HONOLULU (KHON2) — According to the police officers union, the Honolulu Police Department is still down about 300 officers. This comes as 190 officers are eligible for retirement, outpacing the number of recruits graduating from the academy.

“When we compare that to the attrition rate, the average in the past couple years have starting with classes at 40 and then when it comes six months later to graduation we’re graduating maybe 16, 17,” said Robert Cavaco President of SHOPO.

Get Hawaii’s latest morning news delivered to your inbox, sign up for News 2 You

A former HPD detective said there are a few reasons why some recruits don’t make it. Many are cut during background checks and testing.

“If you recruit somebody who has a high school diploma, GED, a driver’s license and is 20, it’s been probably three years since they’ve been in school,” said Sheryl Sunia, professor at Hawaii Pacific University. “So you’re in the academy, you have academic work, you have to take tests, you have to pass, you have to have physical agility.”

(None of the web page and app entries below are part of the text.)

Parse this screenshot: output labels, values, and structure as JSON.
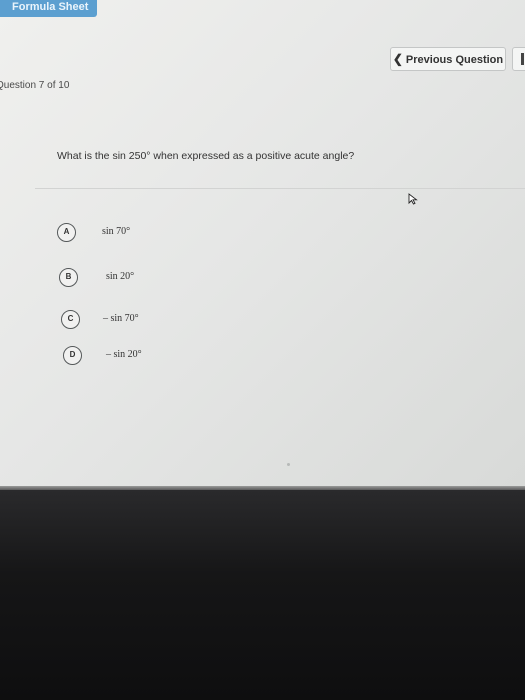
{
  "header": {
    "formula_sheet_label": "Formula Sheet",
    "previous_question_label": "Previous Question"
  },
  "question": {
    "counter": "Question 7 of 10",
    "text": "What is the sin 250° when expressed as a positive acute angle?"
  },
  "options": [
    {
      "letter": "A",
      "label": "sin 70°"
    },
    {
      "letter": "B",
      "label": "sin 20°"
    },
    {
      "letter": "C",
      "label": "– sin 70°"
    },
    {
      "letter": "D",
      "label": "– sin 20°"
    }
  ],
  "icons": {
    "previous": "chevron-left-icon",
    "cursor": "mouse-pointer-icon"
  },
  "colors": {
    "accent": "#5c9fd0",
    "background": "#e9eae9",
    "bezel": "#161617"
  }
}
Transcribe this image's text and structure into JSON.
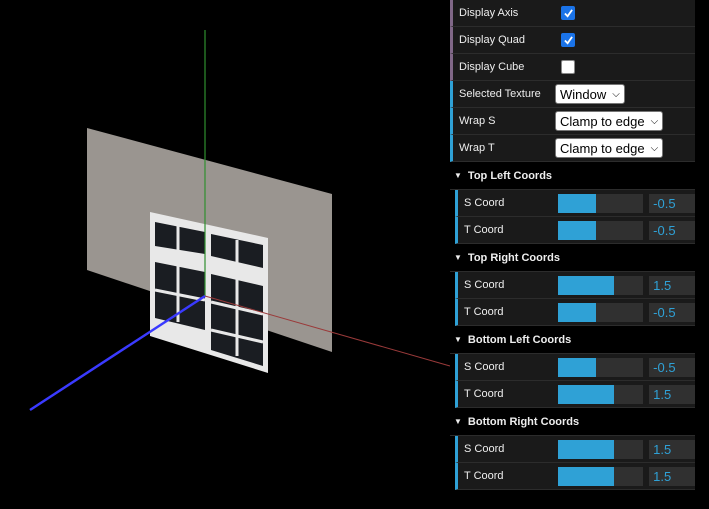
{
  "gui": {
    "controls": [
      {
        "label": "Display Axis",
        "checked": true
      },
      {
        "label": "Display Quad",
        "checked": true
      },
      {
        "label": "Display Cube",
        "checked": false
      }
    ],
    "selected_texture": {
      "label": "Selected Texture",
      "value": "Window"
    },
    "wrap_s": {
      "label": "Wrap S",
      "value": "Clamp to edge"
    },
    "wrap_t": {
      "label": "Wrap T",
      "value": "Clamp to edge"
    },
    "folders": [
      {
        "title": "Top Left Coords",
        "s": {
          "label": "S Coord",
          "value": "-0.5",
          "level": 0.45
        },
        "t": {
          "label": "T Coord",
          "value": "-0.5",
          "level": 0.45
        }
      },
      {
        "title": "Top Right Coords",
        "s": {
          "label": "S Coord",
          "value": "1.5",
          "level": 0.66
        },
        "t": {
          "label": "T Coord",
          "value": "-0.5",
          "level": 0.45
        }
      },
      {
        "title": "Bottom Left Coords",
        "s": {
          "label": "S Coord",
          "value": "-0.5",
          "level": 0.45
        },
        "t": {
          "label": "T Coord",
          "value": "1.5",
          "level": 0.66
        }
      },
      {
        "title": "Bottom Right Coords",
        "s": {
          "label": "S Coord",
          "value": "1.5",
          "level": 0.66
        },
        "t": {
          "label": "T Coord",
          "value": "1.5",
          "level": 0.66
        }
      }
    ]
  },
  "colors": {
    "slider_fill": "#2fa1d6",
    "axis_x": "#b03a3a",
    "axis_y": "#2f8f2f",
    "axis_z": "#3a3aff"
  }
}
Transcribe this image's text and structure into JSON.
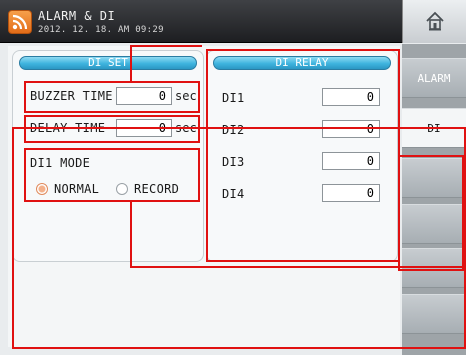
{
  "header": {
    "title": "ALARM & DI",
    "date": "2012. 12. 18. AM 09:29",
    "icons": {
      "logo": "rss-icon",
      "home": "home-icon"
    }
  },
  "di_set": {
    "heading": "DI SET",
    "buzzer_time": {
      "label": "BUZZER TIME",
      "value": "0",
      "unit": "sec"
    },
    "delay_time": {
      "label": "DELAY TIME",
      "value": "0",
      "unit": "sec"
    },
    "di1_mode": {
      "label": "DI1 MODE",
      "options": [
        "NORMAL",
        "RECORD"
      ],
      "selected": "NORMAL"
    }
  },
  "di_relay": {
    "heading": "DI RELAY",
    "rows": [
      {
        "label": "DI1",
        "value": "0"
      },
      {
        "label": "DI2",
        "value": "0"
      },
      {
        "label": "DI3",
        "value": "0"
      },
      {
        "label": "DI4",
        "value": "0"
      }
    ]
  },
  "tabs": [
    {
      "label": "ALARM",
      "active": false
    },
    {
      "label": "DI",
      "active": true
    },
    {
      "label": "",
      "active": false
    },
    {
      "label": "",
      "active": false
    },
    {
      "label": "",
      "active": false
    },
    {
      "label": "",
      "active": false
    }
  ],
  "colors": {
    "header": "#2a2b2e",
    "group_head": "#3eb4de",
    "annotation": "#e01111",
    "radio_selected": "#f3b08a"
  }
}
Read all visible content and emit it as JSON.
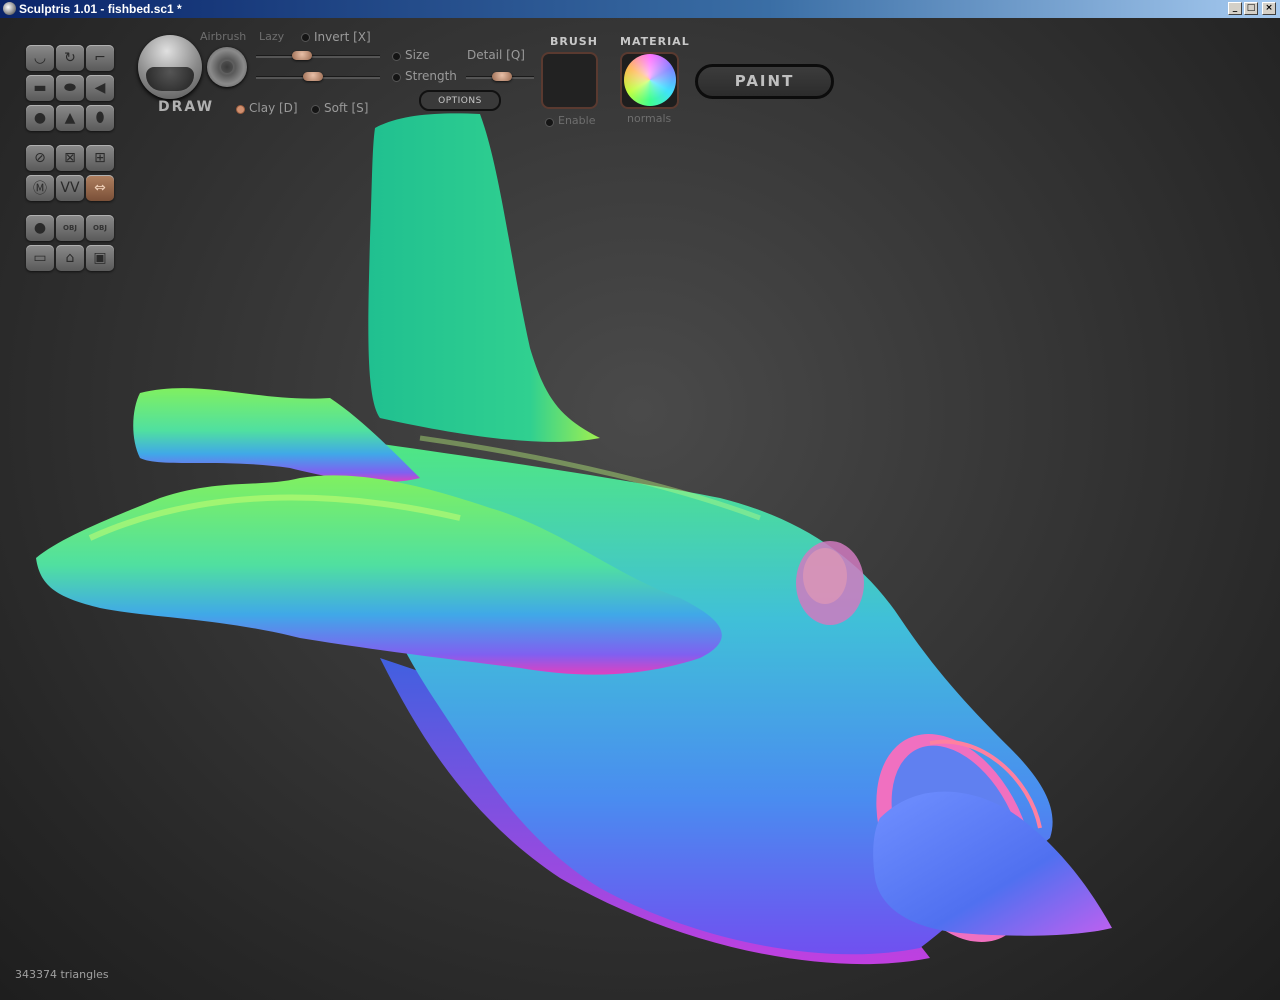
{
  "window": {
    "title": "Sculptris 1.01 - fishbed.sc1 *",
    "buttons": [
      "_",
      "□",
      "×"
    ]
  },
  "toolbar": {
    "brush_name": "DRAW",
    "airbrush_label": "Airbrush",
    "lazy_label": "Lazy",
    "invert_label": "Invert [X]",
    "size_label": "Size",
    "strength_label": "Strength",
    "detail_label": "Detail [Q]",
    "clay_label": "Clay [D]",
    "soft_label": "Soft [S]",
    "options_label": "OPTIONS",
    "brush_header": "BRUSH",
    "enable_label": "Enable",
    "material_header": "MATERIAL",
    "material_name": "normals",
    "paint_label": "PAINT",
    "sliders": {
      "size": 0.35,
      "strength": 0.45,
      "detail": 0.55
    }
  },
  "tools": {
    "sculpt": [
      "draw-icon",
      "rotate-icon",
      "crop-icon",
      "flatten-icon",
      "inflate-icon",
      "pinch-icon",
      "grab-icon",
      "smooth-icon",
      "crease-icon"
    ],
    "mesh": [
      "symmetry-icon",
      "mask-off-icon",
      "grid-icon",
      "wireframe-icon",
      "reduce-icon",
      "mirror-icon"
    ],
    "file": [
      {
        "icon": "sphere-icon",
        "text": ""
      },
      {
        "icon": "import-obj-icon",
        "text": "OBJ"
      },
      {
        "icon": "export-obj-icon",
        "text": "OBJ"
      },
      {
        "icon": "plane-icon",
        "text": ""
      },
      {
        "icon": "open-icon",
        "text": ""
      },
      {
        "icon": "save-icon",
        "text": ""
      }
    ]
  },
  "status": {
    "triangles": "343374 triangles"
  },
  "colors": {
    "accent": "#b08060",
    "background": "#2a2a2a"
  }
}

Sunia said many police departments have started recruiting from college to improve graduation rates.

“Not requiring but at least trying to recruit from there, because this is the time they know how to study. They know academics, they have basic skills and you really need to assess your training every so many years,” Sunia said.

The Maui Police Department is also seeing a shortage as patrol is down about 100 officers according to SHOPO. Chief John Pelletier has made some changes to fix that.

“I’ve directed that we take a look at the academy which was eight months believe it or not,” Pelletier said. “That doesn’t meet national standards which is about 900 hours. So I made ours comparable, because that’s who we’re competing against.”

SHOPO is urging departments to focus on recruiting and retaining officers. According to a WalletHub study, Hawaii is the second to the worst state to become an officer. The study cites Hawaii as one of the lowest states for median income growth for officers as well.

“There are other municipalities that pay for lateral officers. So that’s an officer that has five years experience at another agency. They’re paying those officers $25,000 signing bonuses,” Pelletier said.

SHOPO is hoping changes will come when HPD welcomes a new chief. The police commission says some of the finalists for the job will be revealed in Thursday’s commission meeting with a new chief selected on May 23.

Check out what’s going on around the nation on our National News page

“We’re going to take that opportunity definitely to put the future chief on notice and say this is a priority for us and our members. We really want to see this through,” Cavaco said.